--- Task data Enclosed Below ---

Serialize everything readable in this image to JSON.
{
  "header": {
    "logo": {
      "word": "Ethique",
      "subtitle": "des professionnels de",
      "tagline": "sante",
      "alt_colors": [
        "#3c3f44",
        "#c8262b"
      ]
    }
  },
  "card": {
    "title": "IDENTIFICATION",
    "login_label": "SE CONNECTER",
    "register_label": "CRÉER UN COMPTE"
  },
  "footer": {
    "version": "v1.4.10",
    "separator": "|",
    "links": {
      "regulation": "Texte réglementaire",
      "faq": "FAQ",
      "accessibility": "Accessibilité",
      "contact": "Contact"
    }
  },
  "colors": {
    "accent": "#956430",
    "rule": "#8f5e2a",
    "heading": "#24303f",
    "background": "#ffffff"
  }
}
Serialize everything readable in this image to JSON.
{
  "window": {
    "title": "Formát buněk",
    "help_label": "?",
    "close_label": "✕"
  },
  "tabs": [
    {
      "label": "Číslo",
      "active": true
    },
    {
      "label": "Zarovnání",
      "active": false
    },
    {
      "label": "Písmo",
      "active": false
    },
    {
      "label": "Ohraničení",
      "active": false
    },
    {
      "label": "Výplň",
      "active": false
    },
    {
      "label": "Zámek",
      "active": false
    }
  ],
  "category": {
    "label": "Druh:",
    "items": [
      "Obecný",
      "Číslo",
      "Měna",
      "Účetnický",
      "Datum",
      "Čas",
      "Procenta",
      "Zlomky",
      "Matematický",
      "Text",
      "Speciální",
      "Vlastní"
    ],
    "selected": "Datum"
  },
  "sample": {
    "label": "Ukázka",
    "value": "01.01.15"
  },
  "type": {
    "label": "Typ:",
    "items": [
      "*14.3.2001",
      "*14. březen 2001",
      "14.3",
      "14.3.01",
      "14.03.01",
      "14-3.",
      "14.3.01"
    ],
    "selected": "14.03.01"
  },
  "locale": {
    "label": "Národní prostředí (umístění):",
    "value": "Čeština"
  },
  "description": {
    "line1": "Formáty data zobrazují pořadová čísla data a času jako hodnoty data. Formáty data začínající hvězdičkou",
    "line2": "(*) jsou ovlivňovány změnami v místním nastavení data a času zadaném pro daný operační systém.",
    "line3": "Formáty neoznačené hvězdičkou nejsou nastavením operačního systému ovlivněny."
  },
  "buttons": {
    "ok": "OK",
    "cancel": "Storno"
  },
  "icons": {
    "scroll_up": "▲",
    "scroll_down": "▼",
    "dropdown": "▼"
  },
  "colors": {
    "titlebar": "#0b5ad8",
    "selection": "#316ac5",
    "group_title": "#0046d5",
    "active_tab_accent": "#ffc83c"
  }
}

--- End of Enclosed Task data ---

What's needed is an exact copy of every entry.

Serialize everything readable in this image to JSON.
{
  "header": {
    "logo": {
      "word": "Ethique",
      "subtitle": "des professionnels de",
      "tagline": "sante",
      "alt_colors": [
        "#3c3f44",
        "#c8262b"
      ]
    }
  },
  "card": {
    "title": "IDENTIFICATION",
    "login_label": "SE CONNECTER",
    "register_label": "CRÉER UN COMPTE"
  },
  "footer": {
    "version": "v1.4.10",
    "separator": "|",
    "links": {
      "regulation": "Texte réglementaire",
      "faq": "FAQ",
      "accessibility": "Accessibilité",
      "contact": "Contact"
    }
  },
  "colors": {
    "accent": "#956430",
    "rule": "#8f5e2a",
    "heading": "#24303f",
    "background": "#ffffff"
  }
}
Serialize everything readable in this image to JSON.
{
  "window": {
    "title": "Formát buněk",
    "help_label": "?",
    "close_label": "✕"
  },
  "tabs": [
    {
      "label": "Číslo",
      "active": true
    },
    {
      "label": "Zarovnání",
      "active": false
    },
    {
      "label": "Písmo",
      "active": false
    },
    {
      "label": "Ohraničení",
      "active": false
    },
    {
      "label": "Výplň",
      "active": false
    },
    {
      "label": "Zámek",
      "active": false
    }
  ],
  "category": {
    "label": "Druh:",
    "items": [
      "Obecný",
      "Číslo",
      "Měna",
      "Účetnický",
      "Datum",
      "Čas",
      "Procenta",
      "Zlomky",
      "Matematický",
      "Text",
      "Speciální",
      "Vlastní"
    ],
    "selected": "Datum"
  },
  "sample": {
    "label": "Ukázka",
    "value": "01.01.15"
  },
  "type": {
    "label": "Typ:",
    "items": [
      "*14.3.2001",
      "*14. březen 2001",
      "14.3",
      "14.3.01",
      "14.03.01",
      "14-3.",
      "14.3.01"
    ],
    "selected": "14.03.01"
  },
  "locale": {
    "label": "Národní prostředí (umístění):",
    "value": "Čeština"
  },
  "description": {
    "line1": "Formáty data zobrazují pořadová čísla data a času jako hodnoty data. Formáty data začínající hvězdičkou",
    "line2": "(*) jsou ovlivňovány změnami v místním nastavení data a času zadaném pro daný operační systém.",
    "line3": "Formáty neoznačené hvězdičkou nejsou nastavením operačního systému ovlivněny."
  },
  "buttons": {
    "ok": "OK",
    "cancel": "Storno"
  },
  "icons": {
    "scroll_up": "▲",
    "scroll_down": "▼",
    "dropdown": "▼"
  },
  "colors": {
    "titlebar": "#0b5ad8",
    "selection": "#316ac5",
    "group_title": "#0046d5",
    "active_tab_accent": "#ffc83c"
  }
}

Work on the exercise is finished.